- **SUPPLIED ENTRIES**
++++++++++++++++++++
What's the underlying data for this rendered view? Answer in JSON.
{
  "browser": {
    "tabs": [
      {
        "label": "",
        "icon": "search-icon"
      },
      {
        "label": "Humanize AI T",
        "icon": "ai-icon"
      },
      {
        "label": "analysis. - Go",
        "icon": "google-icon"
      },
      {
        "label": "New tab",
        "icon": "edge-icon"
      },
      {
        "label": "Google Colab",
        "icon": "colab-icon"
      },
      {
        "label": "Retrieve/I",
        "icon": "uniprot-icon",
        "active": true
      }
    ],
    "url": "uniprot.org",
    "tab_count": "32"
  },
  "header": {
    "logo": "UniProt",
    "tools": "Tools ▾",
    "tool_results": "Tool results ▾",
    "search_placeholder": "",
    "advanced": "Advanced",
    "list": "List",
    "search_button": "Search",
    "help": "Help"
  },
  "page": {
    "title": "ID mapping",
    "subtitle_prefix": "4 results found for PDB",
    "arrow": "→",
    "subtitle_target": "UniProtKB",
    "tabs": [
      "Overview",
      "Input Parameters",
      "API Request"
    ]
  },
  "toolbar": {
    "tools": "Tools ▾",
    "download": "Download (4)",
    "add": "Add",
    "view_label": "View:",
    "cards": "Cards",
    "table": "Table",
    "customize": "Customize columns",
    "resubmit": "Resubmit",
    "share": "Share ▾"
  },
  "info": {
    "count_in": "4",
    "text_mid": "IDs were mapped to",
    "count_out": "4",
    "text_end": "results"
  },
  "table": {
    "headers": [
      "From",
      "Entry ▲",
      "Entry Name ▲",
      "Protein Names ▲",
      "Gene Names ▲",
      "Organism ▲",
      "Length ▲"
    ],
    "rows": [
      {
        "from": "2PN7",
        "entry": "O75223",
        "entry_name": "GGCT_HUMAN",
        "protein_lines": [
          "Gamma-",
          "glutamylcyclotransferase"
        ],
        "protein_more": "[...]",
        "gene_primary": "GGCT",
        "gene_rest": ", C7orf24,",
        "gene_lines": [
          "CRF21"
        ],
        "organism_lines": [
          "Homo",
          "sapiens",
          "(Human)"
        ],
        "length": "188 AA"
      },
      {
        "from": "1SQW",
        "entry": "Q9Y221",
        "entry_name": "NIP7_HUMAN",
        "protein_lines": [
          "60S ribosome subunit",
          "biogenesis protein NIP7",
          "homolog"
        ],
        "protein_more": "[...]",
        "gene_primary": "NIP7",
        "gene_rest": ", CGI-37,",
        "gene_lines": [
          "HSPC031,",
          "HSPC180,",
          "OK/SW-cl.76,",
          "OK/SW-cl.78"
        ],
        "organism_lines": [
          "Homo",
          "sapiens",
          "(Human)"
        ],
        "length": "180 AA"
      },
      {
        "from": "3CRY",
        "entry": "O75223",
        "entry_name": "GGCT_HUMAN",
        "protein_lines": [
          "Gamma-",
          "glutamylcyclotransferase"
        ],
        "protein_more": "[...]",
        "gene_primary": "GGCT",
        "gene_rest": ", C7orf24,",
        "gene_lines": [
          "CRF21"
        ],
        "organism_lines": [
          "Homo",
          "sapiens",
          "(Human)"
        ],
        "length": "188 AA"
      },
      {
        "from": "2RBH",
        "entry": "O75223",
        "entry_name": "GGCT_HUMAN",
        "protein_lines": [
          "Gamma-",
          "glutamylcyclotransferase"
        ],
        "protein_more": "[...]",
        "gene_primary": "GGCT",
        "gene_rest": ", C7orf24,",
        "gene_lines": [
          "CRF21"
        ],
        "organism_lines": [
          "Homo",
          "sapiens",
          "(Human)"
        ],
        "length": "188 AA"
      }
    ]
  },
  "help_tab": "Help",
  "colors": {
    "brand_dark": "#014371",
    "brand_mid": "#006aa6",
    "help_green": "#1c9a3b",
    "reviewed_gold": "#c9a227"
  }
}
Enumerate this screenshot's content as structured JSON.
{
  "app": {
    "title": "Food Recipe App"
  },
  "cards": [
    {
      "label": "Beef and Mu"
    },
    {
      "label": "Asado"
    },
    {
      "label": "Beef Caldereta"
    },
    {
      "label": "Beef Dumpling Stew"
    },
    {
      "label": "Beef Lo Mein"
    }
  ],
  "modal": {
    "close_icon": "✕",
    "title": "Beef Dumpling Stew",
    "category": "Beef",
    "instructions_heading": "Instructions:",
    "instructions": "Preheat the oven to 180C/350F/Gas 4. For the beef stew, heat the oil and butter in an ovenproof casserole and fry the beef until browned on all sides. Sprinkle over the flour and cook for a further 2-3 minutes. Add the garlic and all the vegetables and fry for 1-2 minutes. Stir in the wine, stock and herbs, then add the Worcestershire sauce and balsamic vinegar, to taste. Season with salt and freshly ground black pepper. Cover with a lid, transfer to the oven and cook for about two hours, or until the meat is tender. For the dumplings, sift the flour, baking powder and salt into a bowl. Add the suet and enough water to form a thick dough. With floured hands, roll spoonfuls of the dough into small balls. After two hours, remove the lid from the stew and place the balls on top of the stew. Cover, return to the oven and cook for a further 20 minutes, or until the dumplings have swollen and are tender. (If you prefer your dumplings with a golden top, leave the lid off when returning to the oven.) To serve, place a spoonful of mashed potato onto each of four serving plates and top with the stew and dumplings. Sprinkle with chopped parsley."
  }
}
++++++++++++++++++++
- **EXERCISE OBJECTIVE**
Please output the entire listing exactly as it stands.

- **ANSWER SECTION**
What's the underlying data for this rendered view? Answer in JSON.
{
  "browser": {
    "tabs": [
      {
        "label": "",
        "icon": "search-icon"
      },
      {
        "label": "Humanize AI T",
        "icon": "ai-icon"
      },
      {
        "label": "analysis. - Go",
        "icon": "google-icon"
      },
      {
        "label": "New tab",
        "icon": "edge-icon"
      },
      {
        "label": "Google Colab",
        "icon": "colab-icon"
      },
      {
        "label": "Retrieve/I",
        "icon": "uniprot-icon",
        "active": true
      }
    ],
    "url": "uniprot.org",
    "tab_count": "32"
  },
  "header": {
    "logo": "UniProt",
    "tools": "Tools ▾",
    "tool_results": "Tool results ▾",
    "search_placeholder": "",
    "advanced": "Advanced",
    "list": "List",
    "search_button": "Search",
    "help": "Help"
  },
  "page": {
    "title": "ID mapping",
    "subtitle_prefix": "4 results found for PDB",
    "arrow": "→",
    "subtitle_target": "UniProtKB",
    "tabs": [
      "Overview",
      "Input Parameters",
      "API Request"
    ]
  },
  "toolbar": {
    "tools": "Tools ▾",
    "download": "Download (4)",
    "add": "Add",
    "view_label": "View:",
    "cards": "Cards",
    "table": "Table",
    "customize": "Customize columns",
    "resubmit": "Resubmit",
    "share": "Share ▾"
  },
  "info": {
    "count_in": "4",
    "text_mid": "IDs were mapped to",
    "count_out": "4",
    "text_end": "results"
  },
  "table": {
    "headers": [
      "From",
      "Entry ▲",
      "Entry Name ▲",
      "Protein Names ▲",
      "Gene Names ▲",
      "Organism ▲",
      "Length ▲"
    ],
    "rows": [
      {
        "from": "2PN7",
        "entry": "O75223",
        "entry_name": "GGCT_HUMAN",
        "protein_lines": [
          "Gamma-",
          "glutamylcyclotransferase"
        ],
        "protein_more": "[...]",
        "gene_primary": "GGCT",
        "gene_rest": ", C7orf24,",
        "gene_lines": [
          "CRF21"
        ],
        "organism_lines": [
          "Homo",
          "sapiens",
          "(Human)"
        ],
        "length": "188 AA"
      },
      {
        "from": "1SQW",
        "entry": "Q9Y221",
        "entry_name": "NIP7_HUMAN",
        "protein_lines": [
          "60S ribosome subunit",
          "biogenesis protein NIP7",
          "homolog"
        ],
        "protein_more": "[...]",
        "gene_primary": "NIP7",
        "gene_rest": ", CGI-37,",
        "gene_lines": [
          "HSPC031,",
          "HSPC180,",
          "OK/SW-cl.76,",
          "OK/SW-cl.78"
        ],
        "organism_lines": [
          "Homo",
          "sapiens",
          "(Human)"
        ],
        "length": "180 AA"
      },
      {
        "from": "3CRY",
        "entry": "O75223",
        "entry_name": "GGCT_HUMAN",
        "protein_lines": [
          "Gamma-",
          "glutamylcyclotransferase"
        ],
        "protein_more": "[...]",
        "gene_primary": "GGCT",
        "gene_rest": ", C7orf24,",
        "gene_lines": [
          "CRF21"
        ],
        "organism_lines": [
          "Homo",
          "sapiens",
          "(Human)"
        ],
        "length": "188 AA"
      },
      {
        "from": "2RBH",
        "entry": "O75223",
        "entry_name": "GGCT_HUMAN",
        "protein_lines": [
          "Gamma-",
          "glutamylcyclotransferase"
        ],
        "protein_more": "[...]",
        "gene_primary": "GGCT",
        "gene_rest": ", C7orf24,",
        "gene_lines": [
          "CRF21"
        ],
        "organism_lines": [
          "Homo",
          "sapiens",
          "(Human)"
        ],
        "length": "188 AA"
      }
    ]
  },
  "help_tab": "Help",
  "colors": {
    "brand_dark": "#014371",
    "brand_mid": "#006aa6",
    "help_green": "#1c9a3b",
    "reviewed_gold": "#c9a227"
  }
}
Enumerate this screenshot's content as structured JSON.
{
  "app": {
    "title": "Food Recipe App"
  },
  "cards": [
    {
      "label": "Beef and Mu"
    },
    {
      "label": "Asado"
    },
    {
      "label": "Beef Caldereta"
    },
    {
      "label": "Beef Dumpling Stew"
    },
    {
      "label": "Beef Lo Mein"
    }
  ],
  "modal": {
    "close_icon": "✕",
    "title": "Beef Dumpling Stew",
    "category": "Beef",
    "instructions_heading": "Instructions:",
    "instructions": "Preheat the oven to 180C/350F/Gas 4. For the beef stew, heat the oil and butter in an ovenproof casserole and fry the beef until browned on all sides. Sprinkle over the flour and cook for a further 2-3 minutes. Add the garlic and all the vegetables and fry for 1-2 minutes. Stir in the wine, stock and herbs, then add the Worcestershire sauce and balsamic vinegar, to taste. Season with salt and freshly ground black pepper. Cover with a lid, transfer to the oven and cook for about two hours, or until the meat is tender. For the dumplings, sift the flour, baking powder and salt into a bowl. Add the suet and enough water to form a thick dough. With floured hands, roll spoonfuls of the dough into small balls. After two hours, remove the lid from the stew and place the balls on top of the stew. Cover, return to the oven and cook for a further 20 minutes, or until the dumplings have swollen and are tender. (If you prefer your dumplings with a golden top, leave the lid off when returning to the oven.) To serve, place a spoonful of mashed potato onto each of four serving plates and top with the stew and dumplings. Sprinkle with chopped parsley."
  }
}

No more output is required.